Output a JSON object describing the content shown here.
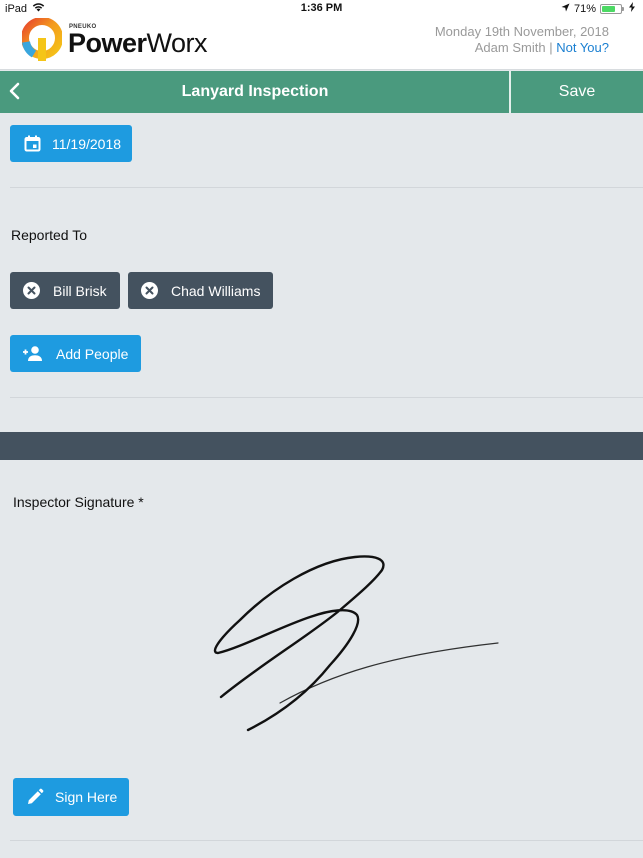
{
  "status_bar": {
    "device": "iPad",
    "time": "1:36 PM",
    "battery_percent": "71%",
    "battery_level": 0.71
  },
  "header": {
    "brand_small": "PNEUKO",
    "brand_bold": "Power",
    "brand_light": "Worx",
    "date": "Monday 19th November, 2018",
    "user": "Adam Smith",
    "separator": "|",
    "not_you": "Not You?"
  },
  "navbar": {
    "title": "Lanyard Inspection",
    "save_label": "Save"
  },
  "form": {
    "date_value": "11/19/2018",
    "reported_to_label": "Reported To",
    "reported_to": [
      {
        "name": "Bill Brisk"
      },
      {
        "name": "Chad Williams"
      }
    ],
    "add_people_label": "Add People",
    "signature_label": "Inspector Signature *",
    "sign_here_label": "Sign Here"
  },
  "colors": {
    "navbar": "#4a9a7e",
    "button": "#1e9be0",
    "chip": "#44525f",
    "link": "#1a7fd1",
    "background": "#e4e8eb"
  }
}
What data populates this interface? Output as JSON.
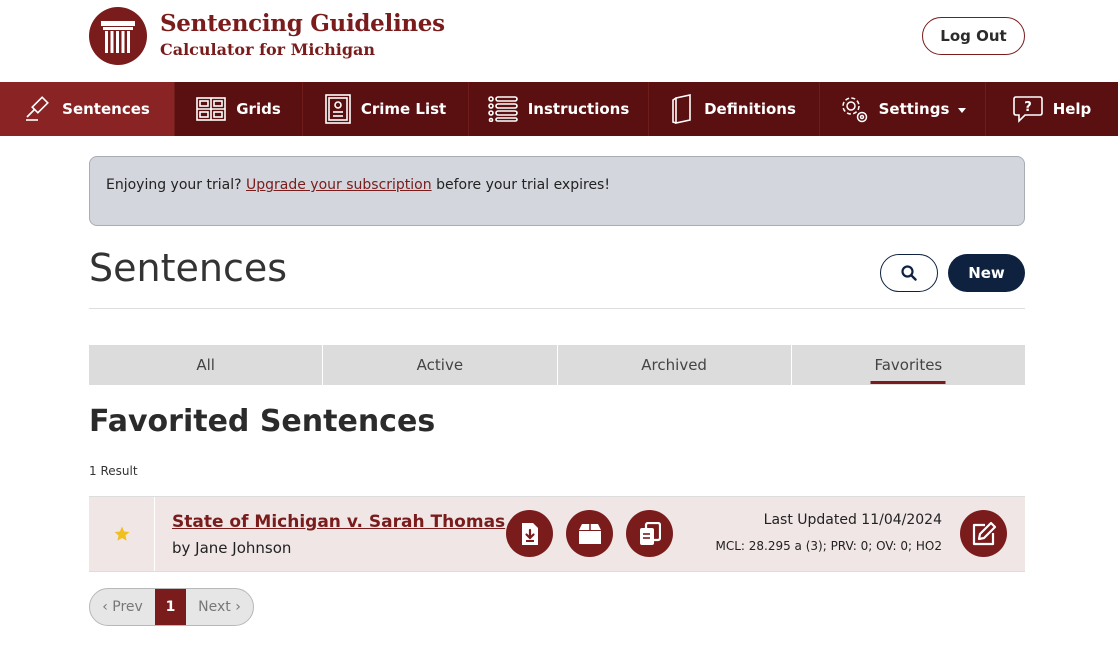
{
  "brand": {
    "title": "Sentencing Guidelines",
    "subtitle": "Calculator for Michigan"
  },
  "header": {
    "logout_label": "Log Out"
  },
  "nav": {
    "items": [
      {
        "label": "Sentences",
        "icon": "gavel-icon"
      },
      {
        "label": "Grids",
        "icon": "grid-icon"
      },
      {
        "label": "Crime List",
        "icon": "document-list-icon"
      },
      {
        "label": "Instructions",
        "icon": "list-icon"
      },
      {
        "label": "Definitions",
        "icon": "book-icon"
      },
      {
        "label": "Settings",
        "icon": "gear-icon"
      },
      {
        "label": "Help",
        "icon": "help-icon"
      }
    ]
  },
  "banner": {
    "prefix": "Enjoying your trial? ",
    "link": "Upgrade your subscription",
    "suffix": " before your trial expires!"
  },
  "page": {
    "title": "Sentences",
    "new_label": "New"
  },
  "tabs": [
    {
      "label": "All"
    },
    {
      "label": "Active"
    },
    {
      "label": "Archived"
    },
    {
      "label": "Favorites",
      "selected": true
    }
  ],
  "section": {
    "title": "Favorited Sentences",
    "count": "1 Result"
  },
  "rows": [
    {
      "title": "State of Michigan v. Sarah Thomas",
      "author": "by Jane Johnson",
      "updated": "Last Updated 11/04/2024",
      "details": "MCL: 28.295 a (3); PRV: 0; OV: 0; HO2"
    }
  ],
  "pagination": {
    "prev": "‹ Prev",
    "current": "1",
    "next": "Next ›"
  },
  "colors": {
    "brand": "#7a1c1c",
    "nav": "#5a1010",
    "nav_active": "#8a2424",
    "primary_button": "#0e2240",
    "star": "#f0c020"
  }
}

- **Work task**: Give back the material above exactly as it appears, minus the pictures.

- **Answer for this exercise**:
Output a JSON object describing the content shown here.
{
  "status_bar": {
    "device": "iPad",
    "time": "1:36 PM",
    "battery_percent": "71%",
    "battery_level": 0.71
  },
  "header": {
    "brand_small": "PNEUKO",
    "brand_bold": "Power",
    "brand_light": "Worx",
    "date": "Monday 19th November, 2018",
    "user": "Adam Smith",
    "separator": "|",
    "not_you": "Not You?"
  },
  "navbar": {
    "title": "Lanyard Inspection",
    "save_label": "Save"
  },
  "form": {
    "date_value": "11/19/2018",
    "reported_to_label": "Reported To",
    "reported_to": [
      {
        "name": "Bill Brisk"
      },
      {
        "name": "Chad Williams"
      }
    ],
    "add_people_label": "Add People",
    "signature_label": "Inspector Signature *",
    "sign_here_label": "Sign Here"
  },
  "colors": {
    "navbar": "#4a9a7e",
    "button": "#1e9be0",
    "chip": "#44525f",
    "link": "#1a7fd1",
    "background": "#e4e8eb"
  }
}
What data populates this interface? Output as JSON.
{
  "brand": {
    "title": "Sentencing Guidelines",
    "subtitle": "Calculator for Michigan"
  },
  "header": {
    "logout_label": "Log Out"
  },
  "nav": {
    "items": [
      {
        "label": "Sentences",
        "icon": "gavel-icon"
      },
      {
        "label": "Grids",
        "icon": "grid-icon"
      },
      {
        "label": "Crime List",
        "icon": "document-list-icon"
      },
      {
        "label": "Instructions",
        "icon": "list-icon"
      },
      {
        "label": "Definitions",
        "icon": "book-icon"
      },
      {
        "label": "Settings",
        "icon": "gear-icon"
      },
      {
        "label": "Help",
        "icon": "help-icon"
      }
    ]
  },
  "banner": {
    "prefix": "Enjoying your trial? ",
    "link": "Upgrade your subscription",
    "suffix": " before your trial expires!"
  },
  "page": {
    "title": "Sentences",
    "new_label": "New"
  },
  "tabs": [
    {
      "label": "All"
    },
    {
      "label": "Active"
    },
    {
      "label": "Archived"
    },
    {
      "label": "Favorites",
      "selected": true
    }
  ],
  "section": {
    "title": "Favorited Sentences",
    "count": "1 Result"
  },
  "rows": [
    {
      "title": "State of Michigan v. Sarah Thomas",
      "author": "by Jane Johnson",
      "updated": "Last Updated 11/04/2024",
      "details": "MCL: 28.295 a (3); PRV: 0; OV: 0; HO2"
    }
  ],
  "pagination": {
    "prev": "‹ Prev",
    "current": "1",
    "next": "Next ›"
  },
  "colors": {
    "brand": "#7a1c1c",
    "nav": "#5a1010",
    "nav_active": "#8a2424",
    "primary_button": "#0e2240",
    "star": "#f0c020"
  }
}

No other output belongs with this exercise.